Sometimes, however, they are blessed with market information or have recently received a bona fide offer for the business so they have a good idea of what it would sell for. In these cases, designating the value might make sense but values change and the biggest drawback to designating the value is that once a value is set, small business owners almost always neglect to update the value. I’ve see companies in which the shareholders were so busy running the company that they hadn’t updated the valuation in fifteen years. So, when a shareholder suddenly dies, the value of the business according to the buy-sell agreement is $500,000 when in fact the business is worth $3,000,000. And even if you remember to update the valuation, don’t assume your fellow shareholders will agree to a new value. Most agreements require unanimous consent to designate value and one uncooperative shareholder can make it impossible to update the value.

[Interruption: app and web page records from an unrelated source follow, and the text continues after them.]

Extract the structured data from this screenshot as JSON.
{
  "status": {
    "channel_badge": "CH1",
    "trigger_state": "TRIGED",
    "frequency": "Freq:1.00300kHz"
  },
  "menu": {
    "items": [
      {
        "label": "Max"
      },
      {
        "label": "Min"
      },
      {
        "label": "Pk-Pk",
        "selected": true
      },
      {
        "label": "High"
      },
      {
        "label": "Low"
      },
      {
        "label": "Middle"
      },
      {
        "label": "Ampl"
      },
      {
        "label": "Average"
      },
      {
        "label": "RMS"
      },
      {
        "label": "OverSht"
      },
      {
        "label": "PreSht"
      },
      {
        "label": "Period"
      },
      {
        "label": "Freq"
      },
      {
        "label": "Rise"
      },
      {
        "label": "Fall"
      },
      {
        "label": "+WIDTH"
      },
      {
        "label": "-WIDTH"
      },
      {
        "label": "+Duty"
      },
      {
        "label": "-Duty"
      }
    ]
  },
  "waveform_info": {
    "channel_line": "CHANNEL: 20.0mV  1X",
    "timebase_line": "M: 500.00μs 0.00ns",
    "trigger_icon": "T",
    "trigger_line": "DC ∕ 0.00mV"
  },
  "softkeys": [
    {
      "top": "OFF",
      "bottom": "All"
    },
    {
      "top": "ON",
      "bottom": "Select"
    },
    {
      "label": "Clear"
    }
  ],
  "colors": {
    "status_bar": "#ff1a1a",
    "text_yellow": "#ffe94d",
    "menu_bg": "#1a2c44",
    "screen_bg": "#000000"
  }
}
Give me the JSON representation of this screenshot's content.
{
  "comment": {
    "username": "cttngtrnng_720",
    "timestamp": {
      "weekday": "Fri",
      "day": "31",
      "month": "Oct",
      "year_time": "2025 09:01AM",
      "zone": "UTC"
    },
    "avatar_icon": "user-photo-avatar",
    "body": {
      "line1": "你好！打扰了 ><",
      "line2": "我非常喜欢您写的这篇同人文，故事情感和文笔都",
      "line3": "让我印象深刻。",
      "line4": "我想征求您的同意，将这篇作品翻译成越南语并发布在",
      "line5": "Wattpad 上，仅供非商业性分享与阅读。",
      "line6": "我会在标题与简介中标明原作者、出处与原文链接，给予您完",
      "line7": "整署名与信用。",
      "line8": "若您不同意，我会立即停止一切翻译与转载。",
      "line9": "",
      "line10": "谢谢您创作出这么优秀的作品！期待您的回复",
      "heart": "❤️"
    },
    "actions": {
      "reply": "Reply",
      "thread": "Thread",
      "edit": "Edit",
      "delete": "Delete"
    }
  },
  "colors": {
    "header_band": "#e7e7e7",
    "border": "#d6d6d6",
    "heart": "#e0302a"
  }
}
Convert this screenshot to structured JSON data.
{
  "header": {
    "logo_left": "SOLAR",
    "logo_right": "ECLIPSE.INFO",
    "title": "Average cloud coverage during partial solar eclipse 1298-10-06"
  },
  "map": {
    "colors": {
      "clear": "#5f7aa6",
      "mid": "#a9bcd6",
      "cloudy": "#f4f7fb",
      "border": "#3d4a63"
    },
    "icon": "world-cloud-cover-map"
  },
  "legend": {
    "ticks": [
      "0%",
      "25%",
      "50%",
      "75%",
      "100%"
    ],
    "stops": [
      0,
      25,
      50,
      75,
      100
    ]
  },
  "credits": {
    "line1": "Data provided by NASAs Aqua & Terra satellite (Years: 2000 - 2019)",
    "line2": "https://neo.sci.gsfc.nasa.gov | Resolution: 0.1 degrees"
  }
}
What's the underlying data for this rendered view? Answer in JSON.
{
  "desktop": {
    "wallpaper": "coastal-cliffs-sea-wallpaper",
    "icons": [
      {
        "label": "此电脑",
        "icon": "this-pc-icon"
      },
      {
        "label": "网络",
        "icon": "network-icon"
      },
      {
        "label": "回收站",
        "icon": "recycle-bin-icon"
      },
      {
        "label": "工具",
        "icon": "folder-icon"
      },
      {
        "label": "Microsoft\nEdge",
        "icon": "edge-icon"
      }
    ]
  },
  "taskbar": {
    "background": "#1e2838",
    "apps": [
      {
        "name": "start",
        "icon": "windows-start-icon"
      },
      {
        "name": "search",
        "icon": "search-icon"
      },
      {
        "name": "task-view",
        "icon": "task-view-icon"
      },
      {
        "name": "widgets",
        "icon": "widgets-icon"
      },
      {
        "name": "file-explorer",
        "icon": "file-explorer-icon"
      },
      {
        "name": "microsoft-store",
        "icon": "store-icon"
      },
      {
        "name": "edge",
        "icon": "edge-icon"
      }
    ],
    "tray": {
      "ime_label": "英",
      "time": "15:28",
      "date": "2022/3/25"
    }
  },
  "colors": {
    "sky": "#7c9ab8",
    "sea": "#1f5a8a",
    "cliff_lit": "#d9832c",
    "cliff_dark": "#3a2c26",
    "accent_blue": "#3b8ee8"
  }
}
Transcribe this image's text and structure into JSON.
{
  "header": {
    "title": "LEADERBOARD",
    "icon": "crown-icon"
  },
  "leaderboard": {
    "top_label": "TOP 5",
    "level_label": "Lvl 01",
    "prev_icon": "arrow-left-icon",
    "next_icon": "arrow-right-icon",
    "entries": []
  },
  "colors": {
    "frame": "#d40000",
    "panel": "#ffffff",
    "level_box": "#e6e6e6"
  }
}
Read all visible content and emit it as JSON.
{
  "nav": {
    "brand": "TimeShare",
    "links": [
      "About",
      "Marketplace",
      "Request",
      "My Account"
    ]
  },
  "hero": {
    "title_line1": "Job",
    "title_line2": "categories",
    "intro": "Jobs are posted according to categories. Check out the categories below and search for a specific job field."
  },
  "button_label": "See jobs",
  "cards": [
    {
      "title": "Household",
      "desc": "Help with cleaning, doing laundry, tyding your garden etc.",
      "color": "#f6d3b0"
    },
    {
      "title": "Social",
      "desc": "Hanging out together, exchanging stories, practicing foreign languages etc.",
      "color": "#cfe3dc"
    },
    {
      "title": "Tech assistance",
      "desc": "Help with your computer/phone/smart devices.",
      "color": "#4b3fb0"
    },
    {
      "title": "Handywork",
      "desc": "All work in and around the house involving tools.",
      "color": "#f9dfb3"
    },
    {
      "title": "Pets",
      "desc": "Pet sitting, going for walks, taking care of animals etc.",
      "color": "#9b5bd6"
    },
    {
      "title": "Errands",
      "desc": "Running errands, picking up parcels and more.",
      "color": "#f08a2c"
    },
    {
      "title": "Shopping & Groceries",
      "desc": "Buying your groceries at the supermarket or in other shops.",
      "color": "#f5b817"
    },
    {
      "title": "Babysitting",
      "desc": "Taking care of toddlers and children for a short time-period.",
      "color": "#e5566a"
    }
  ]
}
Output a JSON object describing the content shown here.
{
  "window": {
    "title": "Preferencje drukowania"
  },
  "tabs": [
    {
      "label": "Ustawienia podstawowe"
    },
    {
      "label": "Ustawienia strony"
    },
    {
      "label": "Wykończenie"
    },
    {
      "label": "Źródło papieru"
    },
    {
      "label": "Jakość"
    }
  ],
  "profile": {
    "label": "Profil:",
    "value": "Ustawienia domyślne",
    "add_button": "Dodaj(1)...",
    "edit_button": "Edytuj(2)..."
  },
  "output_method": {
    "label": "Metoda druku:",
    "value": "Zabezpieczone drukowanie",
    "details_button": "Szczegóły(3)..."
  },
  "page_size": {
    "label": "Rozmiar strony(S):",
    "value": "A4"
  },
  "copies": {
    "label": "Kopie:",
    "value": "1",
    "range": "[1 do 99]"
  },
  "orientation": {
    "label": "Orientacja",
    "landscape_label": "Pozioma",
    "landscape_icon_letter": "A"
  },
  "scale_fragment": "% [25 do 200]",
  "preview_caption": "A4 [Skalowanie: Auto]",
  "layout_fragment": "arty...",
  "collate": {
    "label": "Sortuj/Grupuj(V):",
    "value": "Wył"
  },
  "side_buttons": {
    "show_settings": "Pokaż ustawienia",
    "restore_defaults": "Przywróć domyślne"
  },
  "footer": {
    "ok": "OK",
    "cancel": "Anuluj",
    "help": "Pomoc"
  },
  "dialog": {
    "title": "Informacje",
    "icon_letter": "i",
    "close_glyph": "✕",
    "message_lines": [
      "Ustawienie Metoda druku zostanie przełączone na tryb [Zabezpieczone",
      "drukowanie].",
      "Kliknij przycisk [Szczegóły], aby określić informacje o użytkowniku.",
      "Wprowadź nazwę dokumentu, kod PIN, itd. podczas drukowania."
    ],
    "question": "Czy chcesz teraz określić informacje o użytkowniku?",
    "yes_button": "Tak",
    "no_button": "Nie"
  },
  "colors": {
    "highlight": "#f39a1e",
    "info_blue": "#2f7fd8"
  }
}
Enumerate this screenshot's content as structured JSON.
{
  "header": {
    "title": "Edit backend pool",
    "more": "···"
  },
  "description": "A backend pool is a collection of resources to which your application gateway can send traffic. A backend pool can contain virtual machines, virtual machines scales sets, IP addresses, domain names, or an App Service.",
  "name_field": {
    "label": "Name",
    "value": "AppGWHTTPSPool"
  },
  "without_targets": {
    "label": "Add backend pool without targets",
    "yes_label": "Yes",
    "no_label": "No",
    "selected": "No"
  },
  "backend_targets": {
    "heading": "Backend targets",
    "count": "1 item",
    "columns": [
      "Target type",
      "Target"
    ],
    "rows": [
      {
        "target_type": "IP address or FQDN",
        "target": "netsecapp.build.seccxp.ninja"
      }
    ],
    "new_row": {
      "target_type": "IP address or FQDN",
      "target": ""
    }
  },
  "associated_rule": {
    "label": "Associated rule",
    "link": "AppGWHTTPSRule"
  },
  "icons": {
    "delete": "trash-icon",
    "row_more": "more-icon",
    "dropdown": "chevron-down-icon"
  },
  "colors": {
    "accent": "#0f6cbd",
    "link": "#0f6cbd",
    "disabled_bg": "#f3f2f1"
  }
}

In addition to these provisions, you should review the restrictions on use and disclosure and the provisions regarding the return or destruction of materials and the consequences and enforcement issues. Finally, pause and revisit the potential consequences and enforcement issues. Ask yourself one final time if you are ready to share your sensitive information with the other party. The reality is that even with a good nondisclosure agreement in place it can be difficult to prove the other party has breached the agreement and used your confidential information. Make sure the other party is trustworthy and diligent in their dealings.
We have reviewed and negotiated hundreds, if not thousands, of nondisclosure agreements on behalf of both buyers and sellers. We firmly believe an efficient review and understanding of the agreement is well worth your time and that a well-drafted agreement puts you in control of the transaction. Most importantly, a well-drafted nondisclosure agreement protects the value you have created in your business and gives you the confidence to move forward with negotiating the sale of your business.